According to Mohammed, who read out the agreed facts in the formal admission to the jury, it is the prosecutionís contention that it was in Bakrís nature, and a character trait of his, to engage in insurrection-type behaviour.
The State will also rely on Bakrís actions in 1990, for which he has accepted responsibility, to prove his state of mind at the time he gave his sermon. The evidence will also be used to call on the jury to determine whether they can believe the allegations made against one of the prosecutionís main witnesses, Bro Noble Khan, of being a pawn in a conspiracy by former Prime Minister, Patrick Manning, and former Attorney General, John Jeremie, to get back at the Jamaat leader.
While pointing out to the jury that the evidence relating to July, 1990, was but a small part of the evidence of the prosecutionís case, Mohammed said it was not direct evidence of sedition, but an allegation by the State of a character trait of Bakr.
According to the prosecution, in his mind, and by his choice of words, Bakr would have appreciated his audience ó made up of predominately young Muslims, similar to those who were under his command in 1990 ó would have understood and interpreted what he said as a literal call to arms for the forceful collection of Zakat, as opposed to a religious and metaphorical interpretation.
The judgeís directions to the jury came after he read out the formal admission to them, explaining why he did so, especially since they were questioned at length during the jury selection process, and told to ignore any prejudices or knowledge they had of the attempted coup, and to judge Bakr solely on the evidence adduced at the trial.
It is the contention of the defence that the events of July 1990, were irrelevant to the charges of sedition and incitement for which Bakr stands indicted before the court.

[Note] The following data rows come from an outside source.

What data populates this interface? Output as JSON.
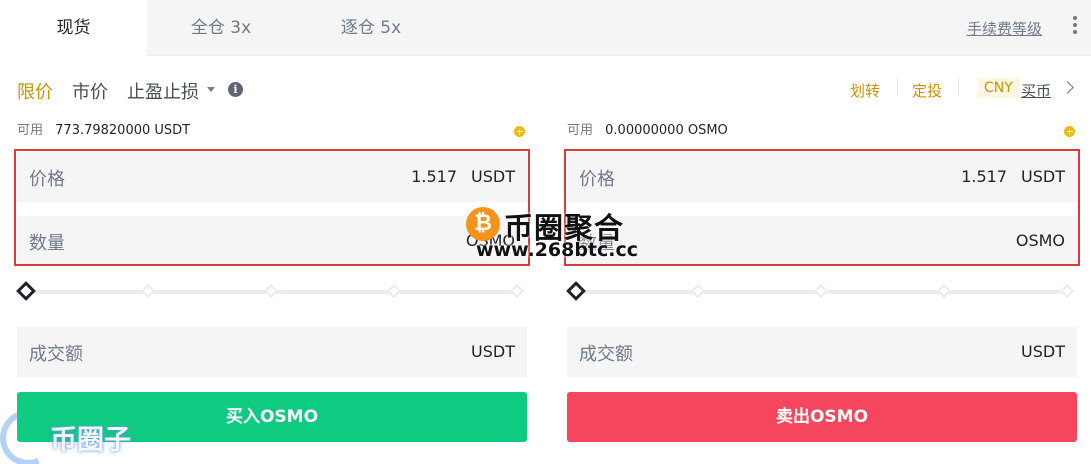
{
  "tabs": [
    {
      "label": "现货",
      "active": true
    },
    {
      "label": "全仓 3x",
      "active": false
    },
    {
      "label": "逐仓 5x",
      "active": false
    }
  ],
  "fee_link": "手续费等级",
  "order_types": {
    "limit": "限价",
    "market": "市价",
    "stop": "止盈止损"
  },
  "info_icon_glyph": "i",
  "links": {
    "transfer": "划转",
    "dca": "定投",
    "currency": "CNY",
    "buy_coin": "买币"
  },
  "buy_panel": {
    "avail_label": "可用",
    "avail_value": "773.79820000 USDT",
    "price_label": "价格",
    "price_value": "1.517",
    "price_unit": "USDT",
    "qty_label": "数量",
    "qty_unit": "OSMO",
    "total_label": "成交额",
    "total_unit": "USDT",
    "slider_percent": 0,
    "button_label": "买入OSMO"
  },
  "sell_panel": {
    "avail_label": "可用",
    "avail_value": "0.00000000 OSMO",
    "price_label": "价格",
    "price_value": "1.517",
    "price_unit": "USDT",
    "qty_label": "数量",
    "qty_unit": "OSMO",
    "total_label": "成交额",
    "total_unit": "USDT",
    "slider_percent": 0,
    "button_label": "卖出OSMO"
  },
  "watermark": {
    "coin_glyph": "₿",
    "title": "币圈聚合",
    "url": "www.268btc.cc",
    "corner": "币圈子"
  },
  "colors": {
    "accent": "#c99400",
    "buy": "#0ecb81",
    "sell": "#f6465d",
    "highlight_border": "#d93a3a"
  }
}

Prior to the evidence of the failed insurrection being told to the jury, a Zakat calculation form, distributed by the Darul-ul-oom Islamic Institute, as well as a portion of Bakrís speech which as previously been omitted, were tendered into evidence.
As he returned to complete his evidence, Khan said he was aware that Bakr and his then second in command, Bilaal Abdulah, who led the Muslimeen insurgents in the Red House, had parted ways, but could not recall details of the spilt, nor did he recall the specifics as it related to the killing of WPC Bernadette James, who was killed months before the July 1990, insurrection during a police training exercise at Tucker Valley, Chaguaramas.